The New Zealand institute is urging local businesses to turn to ICT to improve productivity and economic growth.
The privately funded think-tank says New Zealand has generated strong economic growth over the past 15 years and the challenge now is to sustain this growth or even to raise it further.
It is a demanding challenge; New Zealand's per capita income ranks 21st out of 30 OECD countries and remains over a quarter lower than Australia's.
NZI chief executive David Skilling says there is a "pronounced link" between productivity growth and countries that were early adopters of ICT.
"The development of IT is an important part of raising productivity," he says.
Two thirds of the economic growth in New Zealand during the past 15 years has been due to growth in hours worked, and only one third has been due to labor productivity growth. Because hours worked will grow at a much slower rate over the next 15 years, this is not a sustainable growth strategy, says an OECD report on productivity. It concludes that increased exporting and international investment by local firms are crucial to achieving faster productivity growth.
"It seems reasonable that making increased investments both in hardware and software would help to create growth in New Zealand's IT sector and also in other sectors that use the technology to be more productive."
Skilling says that if New Zealand wants to increase its productivity then substantially increasing the amount of investments in IT will be important.
"And that is even more the case because of our location -- we are a small economy far away from other markets."
One of the optimistic scenarios is that technological progress will lessen the negative effects of distance. But Skilling warns that it will not happen automatically. Investments in technology have to be made and there has got to be a broad uptake of that technology across the community.
"Broadband is a good example," he says. "New Zealand has one of the lowest broadband penetration rates in the OECD. In principle broadband would be great. It enables all sorts of things that were impossible ten years ago, but if the use of broadband is not widespread in the economy the benefits we are going to get from it are much less than they could be."
Historically New Zealand has been a primary economy, driven by forestry and dairy, and it is still to a large extent a primary based economy, Skilling says. He says New Zealand has not made as much progress as one could expect in developing new aspects and strengths of the economy.
"New technology is a key priority if we are going to create a global New Zealand economy. There are only a few companies in the country that operate in that space, and looking ahead there is a huge growth opportunity for New Zealand in IT."
If no measures are taken to strengthen New Zealand's economic performance people are less likely to relocate here, and the exit of both people and businesses will continue, he says.
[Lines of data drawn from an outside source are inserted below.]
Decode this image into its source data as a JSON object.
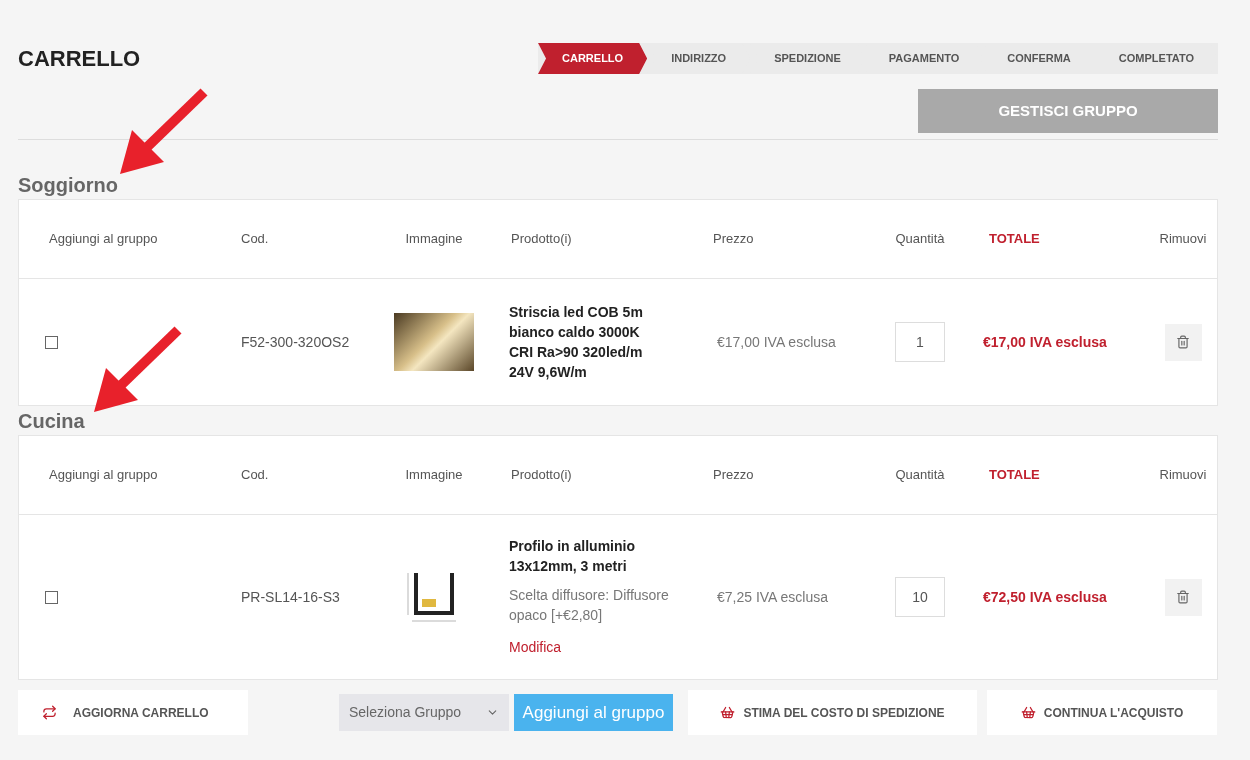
{
  "title": "CARRELLO",
  "steps": [
    {
      "label": "CARRELLO",
      "selected": true
    },
    {
      "label": "INDIRIZZO",
      "selected": false
    },
    {
      "label": "SPEDIZIONE",
      "selected": false
    },
    {
      "label": "PAGAMENTO",
      "selected": false
    },
    {
      "label": "CONFERMA",
      "selected": false
    },
    {
      "label": "COMPLETATO",
      "selected": false
    }
  ],
  "manage_button": "GESTISCI GRUPPO",
  "groups": [
    {
      "name": "Soggiorno",
      "columns": [
        "Aggiungi al gruppo",
        "Cod.",
        "Immagine",
        "Prodotto(i)",
        "Prezzo",
        "Quantità",
        "TOTALE",
        "Rimuovi"
      ],
      "rows": [
        {
          "checked": false,
          "code": "F52-300-320OS2",
          "image": {
            "kind": "photo"
          },
          "product": "Striscia led COB 5m bianco caldo 3000K CRI Ra>90 320led/m 24V 9,6W/m",
          "price": "€17,00 IVA esclusa",
          "quantity": "1",
          "total": "€17,00 IVA esclusa"
        }
      ]
    },
    {
      "name": "Cucina",
      "columns": [
        "Aggiungi al gruppo",
        "Cod.",
        "Immagine",
        "Prodotto(i)",
        "Prezzo",
        "Quantità",
        "TOTALE",
        "Rimuovi"
      ],
      "rows": [
        {
          "checked": false,
          "code": "PR-SL14-16-S3",
          "image": {
            "kind": "diagram"
          },
          "product": "Profilo in alluminio 13x12mm, 3 metri",
          "option": "Scelta diffusore: Diffusore opaco [+€2,80]",
          "edit_link": "Modifica",
          "price": "€7,25 IVA esclusa",
          "quantity": "10",
          "total": "€72,50 IVA esclusa"
        }
      ]
    }
  ],
  "footer": {
    "update_button": "AGGIORNA CARRELLO",
    "group_select": {
      "placeholder": "Seleziona Gruppo"
    },
    "add_to_group_button": "Aggiungi al gruppo",
    "shipping_button": "STIMA DEL COSTO DI SPEDIZIONE",
    "continue_button": "CONTINUA L'ACQUISTO"
  }
}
"New Zealand offers good lifestyle but we are struggling to offer good wages, good return, good opportunities for the next generation of New Zealanders. New Zealand needs to achieve higher rates of productivity growth in order to have an economy that generates world class opportunities," he says.